Reasons for a Latam Term and Brazil

The program is a robust exchange experience, in both academic and practical terms. The Latam Term is fully embedded into the curricular structure of the Fundação Getúlio Vargas, and students enrolled in the Term will follow an entire Spring semester at this think tank.

The ideal applicant shows a strong interest in investigating the diversity and richness of Latin American cultures, societies, economic and political landscapes, in understanding the challenges and opportunities of emerging markets and in developing knowledge about north-south and south-south relations.

The Term typically takes place after the 5th semester of studies. We strongly encourage applicants who wish to write their Bachelor thesis and/or develop their Capstone projects on a Latin American topic to apply to the Latam Term in order to obtain direct academic guidance and first-hand access to the subjects they are interested in.

As the courses are taught in English, students should demonstrate proficiency in this language. No prior knowledge of Portuguese or Spanish is required. However, we encourage you to get acquainted with Portuguese as soon as you are accepted to the Latam Term, as speaking the local language can open more doors socially and professionally, possibly leading you to a first work opportunity.

Testimonials of our former term students provide a glimpse of the experiences and opportunities linked to a stay in Brazil.

Did you know that the first unmanned modern 
hot-air balloon was made possible by a Brazilian? And the first motorized aeroplane flight? A Brazilian invention! The first voice-recorded radio transmission also happened in Brazil. Not to mention that the typewriter and the electronic voting machines can all be traced back to Brazilian visionaries.

The Latin American region has a long track record of important technical and social innovations which have made huge contributions in products and practices that changed our modern world (ranging from the aeroplane, the automobile gearbox, the Walkman, the colour TV, voice-recorded radio transmissions, to conditional cash transfers, participatory budgeting, and bus rapid transportation systems).

Much can be learned from Latin American creativity, as often initiatives take place with few resources and opportunities at hand. A Brazilian engineer changed the lives of millions of poor people with little more than a plastic bottle, water, and a bit of bleach. This has also been seen in the richness of local responses and Latin American solidarity in the face of the global pandemic.

São Paulo, being one of the largest metropolises in the world, encapsulates the challenges and opportunities found in Brazil and Latin America. While sustainable and equitable development is a major challenge, it also represents immense learning and business opportunity. Economic hurdles are answered by a bustling informal economy, spaces of the city are appropriated by street art and music, and mobility under pressure is alleviated by multi-modal transport systems in combination with ride-sharing and delivery apps, to name a few of the out-of-the-box solutions.
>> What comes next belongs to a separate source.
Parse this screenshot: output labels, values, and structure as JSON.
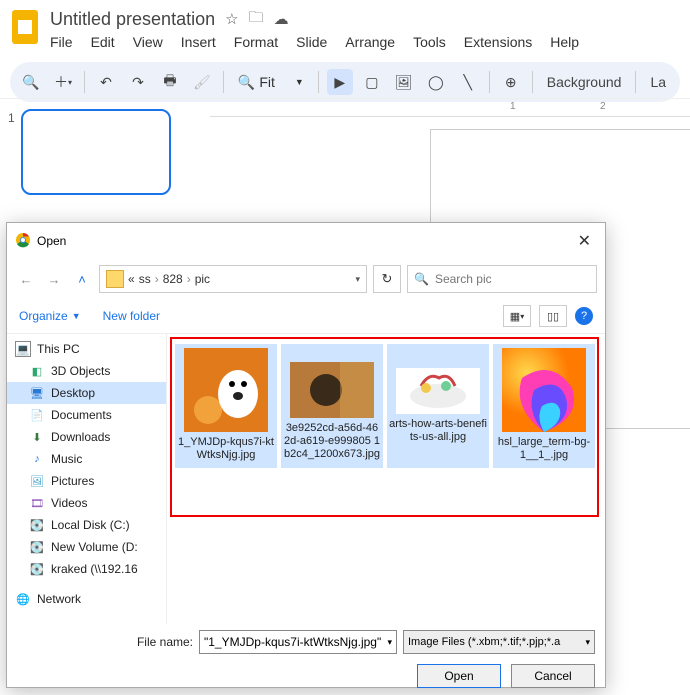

FGV is a Brazilian think tank and higher education institution founded in 1944, dedicated to promoting Brazil’s economic and social development. At present, FGV is considered the best-managed think tank in the world, the top-ranked in Latin America and the 7th worldwide in terms of research production.

The School of Business Administration (or Escola de Administração de Empresas de São Paulo of Fundação Getulio Vargas), where the Latam Term is embedded, is one of the ten FGV Schools. FGV EAESP has had a long tradition of preparing leaders for academia, businesses, government, and non-profit organizations, offering business management and public administration undergraduate and graduate programs. The School currently has 3'700 students, 245 faculty members, 100 employees, and over 40'000 alumni.

The program is a robust exchange experience, in both academic and practical terms. The Latam Term is fully embedded into the curricular structure of the Fundação Getúlio Vargas, and students enrolled in the Term will follow an entire Spring semester at this think tank.

The Latam Term courses follow a straight-forward common quest: how can we transform scholarly knowledge into grounded applications? Many course assignments and extracurricular activities are co-developed with institutional partners ranging from civil society, governments, businesses, to international organizations.

Credits successfully obtained by the participants during the Term face minimal bureaucracy. ECTS corresponding to core subjects, core electives and free-choice electives from the different HSG Schools may be acquired through the Latam Term. Students who complete the Latam Term also receive a certificate jointly signed by the partner university.

If you want to impact lives and leave your mark, the Latam Term provides the perfect framework to write your thesis hands-on on a topic related to Latin America (not obligatory), using this immersive time and GIMLA's guidance to further enrich your first extensive academic work.

On the social, cultural and professional levels, Latam Term students, deepen their interpersonal and intercultural capabilities through direct interaction with FGV students who come from all over the world. Additionally, the Latam Term offers enough freedom and opportunity to experience the place and its people. The Term is well-connected to the HSG Alumni community and supports extra-curricular activities. These include social networking events, volunteering and internship opportunities, consultancy-like experiences, as well as study trips to other Latin American countries. Such opportunities are not only culturally enriching but also add value to the CVs of engaged young professionals.